Friday, October 19, 2007
I Want to Take You Higher - Boom shaka-laka-laka
Great song, but not the subject of this post.
I've been observing recovery in and around my neighborhood. I've noticed a few things.
My neighborhood has mostly recovering, there is a lot of ongoing construction. A few houses have been demolished and a few houses haven't been touched. Probably 85% of the houses are occupied, if not totally complete.
Across the street is a different neighborhood and a different story. Many houses have not been touched. A few are under construction although more are being started every week. Only a few are being elevated, I understand that and, in spite of my friend Tim's opinion, I conditionally agree with it.
The thing is there has been much discussion of what the Base Flood Elevation is. Unfortunately FEMA has again taken the cowardly way out. They have simply mandated that all new construction meet the existing (pre-Katrina) Base Flood Elevation or be located three feet above the highest adjacent natural grade (whatever that is), whichever is higher. My own opinion is that a uniform absolute minimum floor elevation for the entire City of New Orleans should have been established, but that would make too much sense.

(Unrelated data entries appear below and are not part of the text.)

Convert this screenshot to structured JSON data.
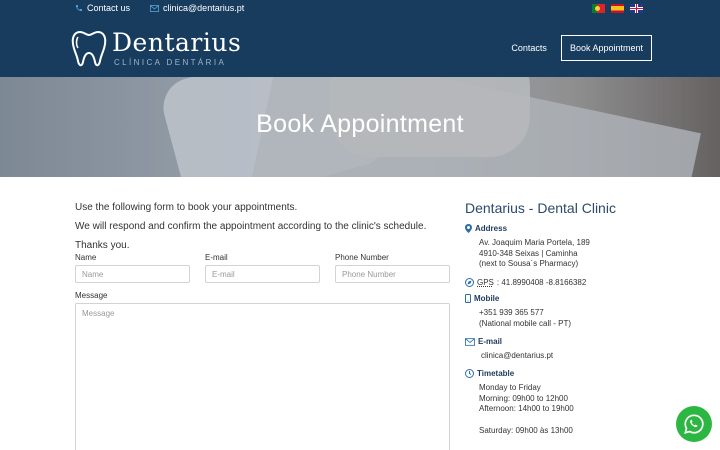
{
  "topbar": {
    "contact_label": "Contact us",
    "email": "clinica@dentarius.pt",
    "languages": [
      "pt",
      "es",
      "en"
    ]
  },
  "brand": {
    "name": "Dentarius",
    "tagline": "CLÍNICA DENTÁRIA",
    "colors": {
      "header_bg": "#173c5e",
      "accent": "#2b4a6b",
      "whatsapp": "#2cb742"
    }
  },
  "nav": {
    "contacts_label": "Contacts",
    "book_label": "Book Appointment"
  },
  "hero": {
    "title": "Book Appointment"
  },
  "intro": {
    "line1": "Use the following form to book your appointments.",
    "line2": "We will respond and confirm the appointment according to the clinic's schedule.",
    "line3": "Thanks you."
  },
  "form": {
    "name_label": "Name",
    "name_placeholder": "Name",
    "email_label": "E-mail",
    "email_placeholder": "E-mail",
    "phone_label": "Phone Number",
    "phone_placeholder": "Phone Number",
    "message_label": "Message",
    "message_placeholder": "Message"
  },
  "sidebar": {
    "title": "Dentarius - Dental Clinic",
    "address_label": "Address",
    "address_line1": "Av. Joaquim Maria Portela, 189",
    "address_line2": "4910-348 Seixas | Caminha",
    "address_line3": "(next to Sousa´s Pharmacy)",
    "gps_label": "GPS",
    "gps_value": ": 41.8990408 -8.8166382",
    "mobile_label": "Mobile",
    "mobile_number": "+351 939 365 577",
    "mobile_note": "(National mobile call - PT)",
    "email_label": "E-mail",
    "email_value": "clinica@dentarius.pt",
    "timetable_label": "Timetable",
    "timetable_days": "Monday to Friday",
    "timetable_morning": "Morning: 09h00 to 12h00",
    "timetable_afternoon": "Afternoon: 14h00 to 19h00",
    "timetable_saturday": "Saturday: 09h00 às 13h00"
  },
  "icons": [
    "phone-icon",
    "mail-icon",
    "tooth-logo-icon",
    "map-pin-icon",
    "gps-icon",
    "mobile-icon",
    "envelope-icon",
    "clock-icon",
    "whatsapp-icon"
  ]
}
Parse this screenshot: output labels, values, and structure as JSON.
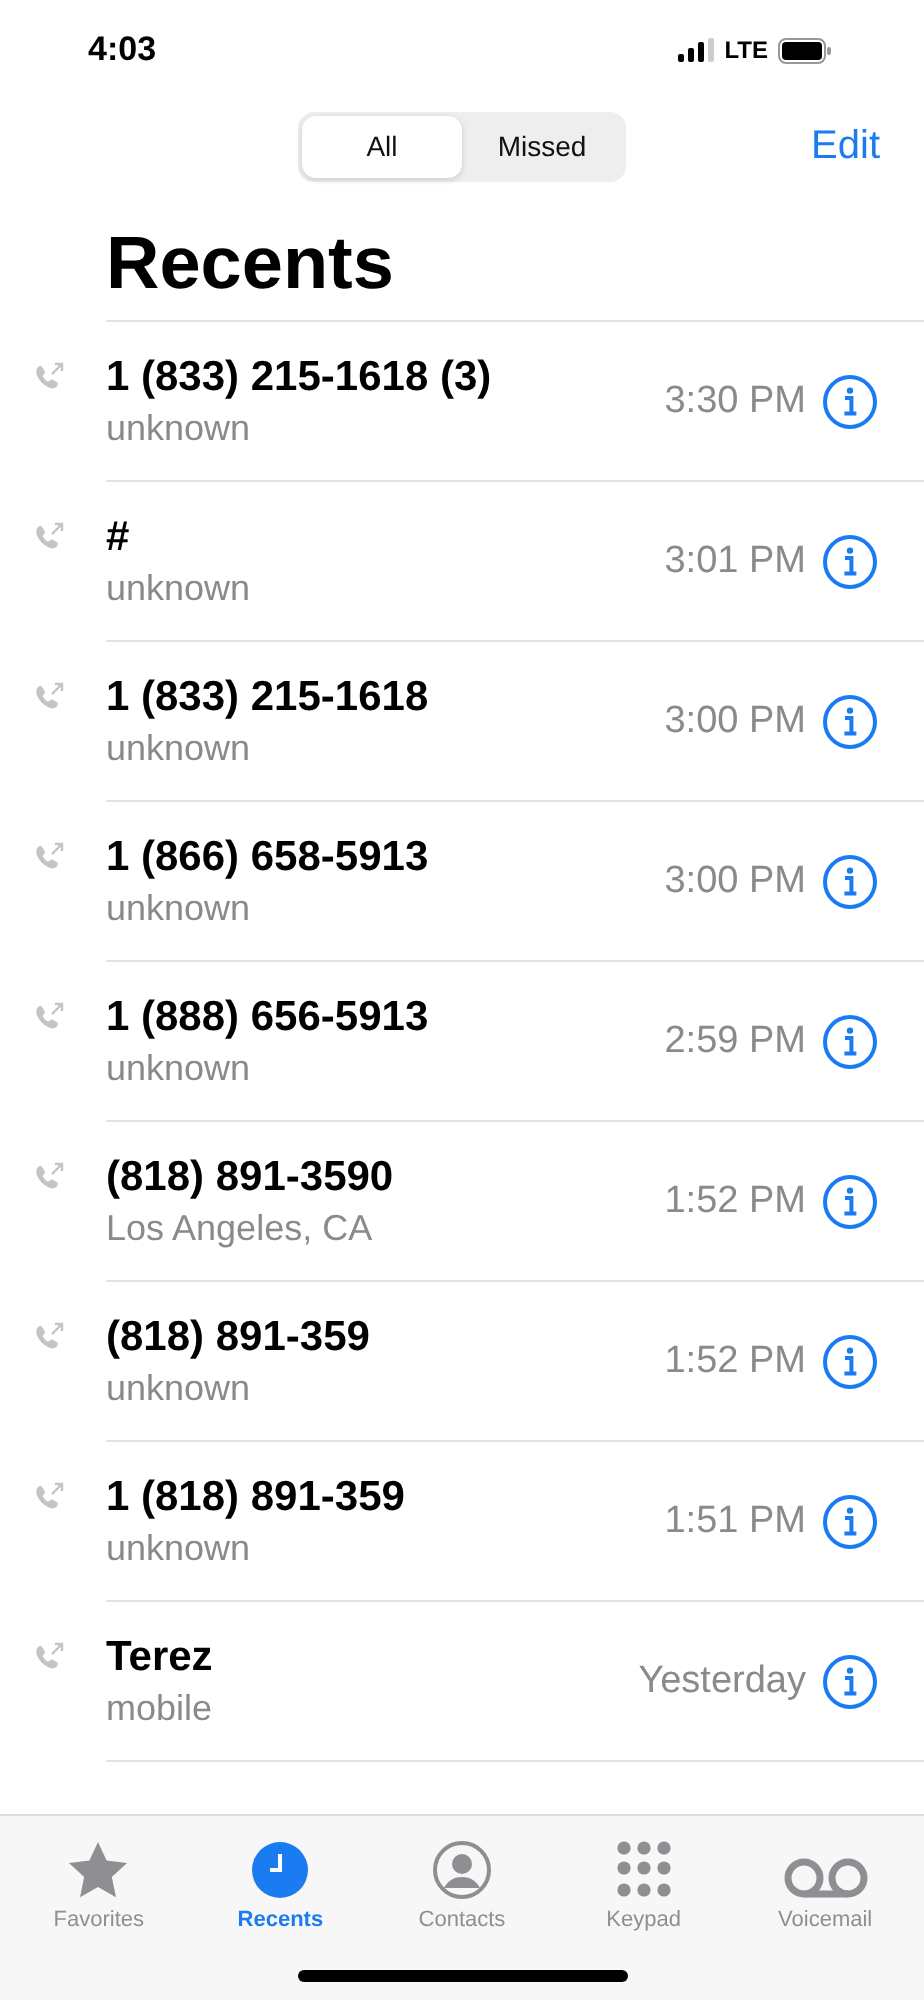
{
  "status_bar": {
    "time": "4:03",
    "network": "LTE"
  },
  "segments": [
    {
      "label": "All",
      "selected": true
    },
    {
      "label": "Missed",
      "selected": false
    }
  ],
  "edit_button": "Edit",
  "title": "Recents",
  "calls": [
    {
      "name": "1 (833) 215-1618 (3)",
      "detail": "unknown",
      "time": "3:30 PM"
    },
    {
      "name": "#",
      "detail": "unknown",
      "time": "3:01 PM"
    },
    {
      "name": "1 (833) 215-1618",
      "detail": "unknown",
      "time": "3:00 PM"
    },
    {
      "name": "1 (866) 658-5913",
      "detail": "unknown",
      "time": "3:00 PM"
    },
    {
      "name": "1 (888) 656-5913",
      "detail": "unknown",
      "time": "2:59 PM"
    },
    {
      "name": "(818) 891-3590",
      "detail": "Los Angeles, CA",
      "time": "1:52 PM"
    },
    {
      "name": "(818) 891-359",
      "detail": "unknown",
      "time": "1:52 PM"
    },
    {
      "name": "1 (818) 891-359",
      "detail": "unknown",
      "time": "1:51 PM"
    },
    {
      "name": "Terez",
      "detail": "mobile",
      "time": "Yesterday"
    }
  ],
  "tab_bar": [
    {
      "kind": "star",
      "label": "Favorites",
      "selected": false
    },
    {
      "kind": "clock",
      "label": "Recents",
      "selected": true
    },
    {
      "kind": "person",
      "label": "Contacts",
      "selected": false
    },
    {
      "kind": "keypad",
      "label": "Keypad",
      "selected": false
    },
    {
      "kind": "voicemail",
      "label": "Voicemail",
      "selected": false
    }
  ]
}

In my neighborhood we are an AO zone subject to "sheet flooding". We were supposed to be 18" above the highest adjacent natural grade. My house predated NFIP. It is only 12 inches above the highest adjacent natural grade, according to my flood post-K certificate. Unfortunately there is no adjacent natural grade, my house is built on filled lake bottom. The determination of the "highest adjacent natural grade" seems arbitrary and inexplicable.
I had 3 and 1/2 feet of water in my house. I was lucky. It's hard for me to see that had I been 6 inches higher there would have been much less damage. Even meeting the new higher requirement would have resulted in about 1 and one half feet of water in our house. The damage would have been virtually identical.
The thing that killed us was the inability to quickly mitigate the damage, mostly throw out the damaged contents and open the doors and windows. Doing that within a few days would have dramatically reduced the damage. When we finally got in early simply opening the doors, throwing out the upholstered furniture allowed the house to dry out in a few days.
I have made the rational decision to restore my house to its original condition and hope it is another 50 years before it is flooded again. If it is significantly less than that I'll collect my insurance and move on.